Another panel member, Ju-Ho Lee, a professor at the KDI School of Public Policy and Management, and South Korea’s former minister of education, addressed the inevitable budgetary concerns. He referred to the issue of legacy systems, and the prospect of amending the whole education paradigm, rather than trying to patch up one that is no longer fit for purpose. He said: “We are spending too much on an existing system which is failing too many students. Teachers in South Korea are from the top 1% of school students, and yet they are still not educated enough. Rather than amending the system, why not change it?”

Author Steven Pinker gave an encouraging address on the progress of education

These discussions are nothing new in education. Money worries, teacher training, and the efficacy of the overall system are called into question at almost every education event. There was also a common solution raised throughout the sessions: that of collaboration. Whether collaboration throughout teaching communities, during policy making, or between industry and educators, collaboration was the most oft-cited solution to moving forward at GESF.

Again, this idea is not a new one. This doesn’t, however, diminish its power. It is international events like GESF that encourage stakeholders from all corners of the globe and from all backgrounds to come together and share their thoughts, concerns, and hopes with one another. Whether or not this is the most efficient way to reach the desired effect of collaboration, I can’t say, but it is definitely a very human one.

And if there is one thing to be learned through education approaches, not least education technology, it’s that there are no silver bullets, no fast fixes.
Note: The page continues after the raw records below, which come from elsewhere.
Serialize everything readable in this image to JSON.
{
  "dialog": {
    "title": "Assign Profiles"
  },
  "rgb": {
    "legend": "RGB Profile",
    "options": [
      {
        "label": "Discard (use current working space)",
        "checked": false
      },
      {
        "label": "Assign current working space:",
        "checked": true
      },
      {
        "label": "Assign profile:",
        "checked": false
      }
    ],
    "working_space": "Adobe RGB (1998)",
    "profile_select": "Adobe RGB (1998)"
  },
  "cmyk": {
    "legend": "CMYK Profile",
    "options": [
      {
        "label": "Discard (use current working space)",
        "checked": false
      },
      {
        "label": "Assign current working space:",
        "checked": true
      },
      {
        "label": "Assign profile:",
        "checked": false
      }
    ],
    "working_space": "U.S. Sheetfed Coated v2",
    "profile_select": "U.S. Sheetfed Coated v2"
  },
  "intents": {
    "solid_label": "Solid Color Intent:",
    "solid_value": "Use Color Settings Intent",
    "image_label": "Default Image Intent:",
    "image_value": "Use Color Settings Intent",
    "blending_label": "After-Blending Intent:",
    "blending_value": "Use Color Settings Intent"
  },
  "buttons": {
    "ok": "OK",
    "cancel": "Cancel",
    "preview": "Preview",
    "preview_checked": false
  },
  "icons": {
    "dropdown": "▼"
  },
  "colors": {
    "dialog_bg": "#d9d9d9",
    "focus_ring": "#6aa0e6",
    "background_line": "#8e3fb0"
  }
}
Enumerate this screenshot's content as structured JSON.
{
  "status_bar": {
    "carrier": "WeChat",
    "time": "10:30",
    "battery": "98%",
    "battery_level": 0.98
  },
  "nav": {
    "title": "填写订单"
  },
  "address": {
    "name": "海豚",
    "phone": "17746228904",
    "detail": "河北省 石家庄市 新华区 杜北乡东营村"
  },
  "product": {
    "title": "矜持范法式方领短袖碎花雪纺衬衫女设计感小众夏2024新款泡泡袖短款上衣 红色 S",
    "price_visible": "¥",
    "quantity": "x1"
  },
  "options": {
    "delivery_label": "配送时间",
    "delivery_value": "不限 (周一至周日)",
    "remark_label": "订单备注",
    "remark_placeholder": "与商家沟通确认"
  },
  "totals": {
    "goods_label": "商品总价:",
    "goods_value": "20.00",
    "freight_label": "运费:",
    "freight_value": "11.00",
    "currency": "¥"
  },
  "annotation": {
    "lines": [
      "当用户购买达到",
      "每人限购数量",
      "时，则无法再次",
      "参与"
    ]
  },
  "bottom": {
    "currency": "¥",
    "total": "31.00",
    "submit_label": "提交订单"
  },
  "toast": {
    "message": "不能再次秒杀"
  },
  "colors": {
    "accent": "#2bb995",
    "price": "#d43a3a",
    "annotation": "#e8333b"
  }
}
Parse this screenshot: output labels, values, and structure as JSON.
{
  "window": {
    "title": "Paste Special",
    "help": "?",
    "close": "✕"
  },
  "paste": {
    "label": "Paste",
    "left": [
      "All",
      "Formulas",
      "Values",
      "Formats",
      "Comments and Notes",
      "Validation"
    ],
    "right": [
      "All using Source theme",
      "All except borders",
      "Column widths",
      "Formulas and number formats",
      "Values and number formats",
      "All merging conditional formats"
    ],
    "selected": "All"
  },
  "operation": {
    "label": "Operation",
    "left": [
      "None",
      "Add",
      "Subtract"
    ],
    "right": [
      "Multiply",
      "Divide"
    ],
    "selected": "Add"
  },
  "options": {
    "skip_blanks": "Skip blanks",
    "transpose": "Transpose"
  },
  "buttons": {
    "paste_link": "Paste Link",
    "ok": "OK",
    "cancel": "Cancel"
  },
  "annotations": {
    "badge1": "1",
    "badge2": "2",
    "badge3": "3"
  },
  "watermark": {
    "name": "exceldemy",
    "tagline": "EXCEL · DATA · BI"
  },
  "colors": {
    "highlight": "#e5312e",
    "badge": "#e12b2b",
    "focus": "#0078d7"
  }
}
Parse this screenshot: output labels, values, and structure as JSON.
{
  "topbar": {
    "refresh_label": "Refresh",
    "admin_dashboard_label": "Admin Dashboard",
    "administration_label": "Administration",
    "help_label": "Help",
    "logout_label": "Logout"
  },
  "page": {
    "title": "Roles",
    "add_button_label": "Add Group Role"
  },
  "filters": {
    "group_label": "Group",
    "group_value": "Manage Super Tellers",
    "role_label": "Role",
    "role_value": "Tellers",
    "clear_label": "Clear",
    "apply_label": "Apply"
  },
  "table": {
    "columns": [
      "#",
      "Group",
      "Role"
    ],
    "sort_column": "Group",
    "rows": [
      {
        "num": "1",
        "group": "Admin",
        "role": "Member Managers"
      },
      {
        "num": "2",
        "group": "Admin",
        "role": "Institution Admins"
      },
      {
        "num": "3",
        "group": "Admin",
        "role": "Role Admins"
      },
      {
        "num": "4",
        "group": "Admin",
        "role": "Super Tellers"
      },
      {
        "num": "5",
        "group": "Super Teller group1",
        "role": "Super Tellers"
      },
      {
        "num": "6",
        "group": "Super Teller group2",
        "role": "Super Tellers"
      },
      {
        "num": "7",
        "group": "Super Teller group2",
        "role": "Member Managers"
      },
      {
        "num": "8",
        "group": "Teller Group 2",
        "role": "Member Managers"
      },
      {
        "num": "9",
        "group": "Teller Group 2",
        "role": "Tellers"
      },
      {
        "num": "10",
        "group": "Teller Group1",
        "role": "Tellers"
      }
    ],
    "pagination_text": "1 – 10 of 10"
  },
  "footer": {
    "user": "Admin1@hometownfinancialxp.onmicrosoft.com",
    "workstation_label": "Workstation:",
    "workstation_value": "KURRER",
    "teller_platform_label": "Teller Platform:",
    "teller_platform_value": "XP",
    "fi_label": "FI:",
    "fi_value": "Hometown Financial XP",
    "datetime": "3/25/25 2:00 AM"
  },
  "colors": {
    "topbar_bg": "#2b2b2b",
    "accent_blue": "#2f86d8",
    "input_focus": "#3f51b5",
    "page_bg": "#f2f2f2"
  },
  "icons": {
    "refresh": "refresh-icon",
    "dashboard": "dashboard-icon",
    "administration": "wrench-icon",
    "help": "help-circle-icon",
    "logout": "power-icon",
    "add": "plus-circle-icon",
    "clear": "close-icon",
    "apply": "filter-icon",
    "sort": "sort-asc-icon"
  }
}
What is clear, though, it that we need to keep pushing forward, and working together. As Steven Pinker said in his address: “Progress is not inevitable. You have to work for it.”

Highlights from past GESF events can be found online at

Key attendance figures from GESF 2019:

  • 1 Head of Government
  • 7 Former Heads of Government
  • 40 Ministers of Education
  • 297 Speakers
  • 124 Public Sessions
  • 200+ Media representatives
  • 144 Countries
  • 2000+ Delegates
  • 100+ Teachers
  • 64 Grant-making organisations